Expect higher food prices

National 2 minutes, 17 seconds


FOOD distributors in Brunei are predicting price increases of between five and 10 per cent for products ranging from carbonated drinks to biscuits and other consumables.

Food market experts have mixed views to what the market will be like this year but none are expecting a large growth in sales.

"There will be a slight drop in sales because everything is going up and the consumers don't have the purchasing power that they used to have," said a local food industry expert.

He added that the main contributor to the increase in prices has to do with the shipping costs.

"An estimated 90 per cent of all consumables are imported ... and suppliers from other countries have sent in memos and quotations that (prices of) finished products from Malaysia and Singapore have already gone up from 12-15 per cent," he said.

Some distributors are cutting their margins to offset the rise in costs but should the cost keep rising they will have no choice but to pass on the burden to consumers, he added.

Eric Lim, sales director of Syarikat Perniagaan Malar Setia, said most of the food products are purchased in US dollars and if the currency continues to strengthen against the Brunei dollar, then prices will go up.

"The increase (in prices) will not be noticeable. For instance, if (the price of) an item is increased by a few cents, then you don't really see it," he said. Lim added that Malar Setia does predict a slight growth in sales this year, regardless of the increase in prices.

"There will be a growth this year, but it won't be a double-digit growth, but we see that we will at least maintain our business this year."

He added that unlike other countries that are strongly affected by the global economic crisis, the Brunei market has a very strong spending power.

"At this moment the Muslim market in Brunei has the strongest buying power, and about 85 per cent of the market is made up of Muslims," he said. The industry expert says that the market will contract this year due to the rising food prices.

"There will be a slight drop in sales and one thing about food costs is that it never drops, it will just maintain or increase," he said.

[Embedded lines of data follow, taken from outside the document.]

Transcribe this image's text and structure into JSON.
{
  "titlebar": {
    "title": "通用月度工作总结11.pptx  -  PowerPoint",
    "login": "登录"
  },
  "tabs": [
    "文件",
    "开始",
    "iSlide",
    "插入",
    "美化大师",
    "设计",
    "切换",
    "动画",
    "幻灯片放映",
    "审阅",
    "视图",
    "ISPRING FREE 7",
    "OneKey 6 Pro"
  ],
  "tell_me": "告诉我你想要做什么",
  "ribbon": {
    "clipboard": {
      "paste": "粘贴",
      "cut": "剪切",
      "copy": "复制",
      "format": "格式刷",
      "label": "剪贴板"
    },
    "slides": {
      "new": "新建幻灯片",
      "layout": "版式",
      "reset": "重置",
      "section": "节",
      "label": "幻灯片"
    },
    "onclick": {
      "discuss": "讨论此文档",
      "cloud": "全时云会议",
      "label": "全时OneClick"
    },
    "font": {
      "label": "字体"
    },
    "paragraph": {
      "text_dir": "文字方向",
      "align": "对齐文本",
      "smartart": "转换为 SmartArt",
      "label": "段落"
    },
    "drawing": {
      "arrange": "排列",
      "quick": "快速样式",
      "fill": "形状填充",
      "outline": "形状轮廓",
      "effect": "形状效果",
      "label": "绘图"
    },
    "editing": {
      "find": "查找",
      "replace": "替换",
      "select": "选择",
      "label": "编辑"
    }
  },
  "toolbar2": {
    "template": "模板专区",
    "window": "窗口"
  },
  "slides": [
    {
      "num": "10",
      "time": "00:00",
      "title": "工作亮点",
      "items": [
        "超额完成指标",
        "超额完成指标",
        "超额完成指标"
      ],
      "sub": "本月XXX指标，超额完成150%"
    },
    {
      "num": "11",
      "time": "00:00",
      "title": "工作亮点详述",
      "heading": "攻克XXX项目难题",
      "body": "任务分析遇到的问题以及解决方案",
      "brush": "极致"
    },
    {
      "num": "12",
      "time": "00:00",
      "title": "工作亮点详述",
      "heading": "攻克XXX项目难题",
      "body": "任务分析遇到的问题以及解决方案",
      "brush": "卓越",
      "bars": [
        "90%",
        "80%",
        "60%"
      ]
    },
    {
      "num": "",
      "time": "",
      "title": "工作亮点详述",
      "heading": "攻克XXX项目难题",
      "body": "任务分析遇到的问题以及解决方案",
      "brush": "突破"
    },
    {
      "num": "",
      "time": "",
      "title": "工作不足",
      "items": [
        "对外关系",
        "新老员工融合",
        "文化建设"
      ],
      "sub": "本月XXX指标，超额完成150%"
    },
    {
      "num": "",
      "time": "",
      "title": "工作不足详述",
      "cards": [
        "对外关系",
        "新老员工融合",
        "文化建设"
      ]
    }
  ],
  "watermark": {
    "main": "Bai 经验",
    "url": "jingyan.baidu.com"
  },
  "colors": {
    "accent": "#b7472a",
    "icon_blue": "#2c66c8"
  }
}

He said that the food industry this year will definitely be more competitive because most of the distributing companies are now going for a smaller piece of the pie and that most companies are aiming to at least maintain their sales from last year. "Now even though oil prices are dropping, shipping costs still have not gone down," he added.

The Brunei Times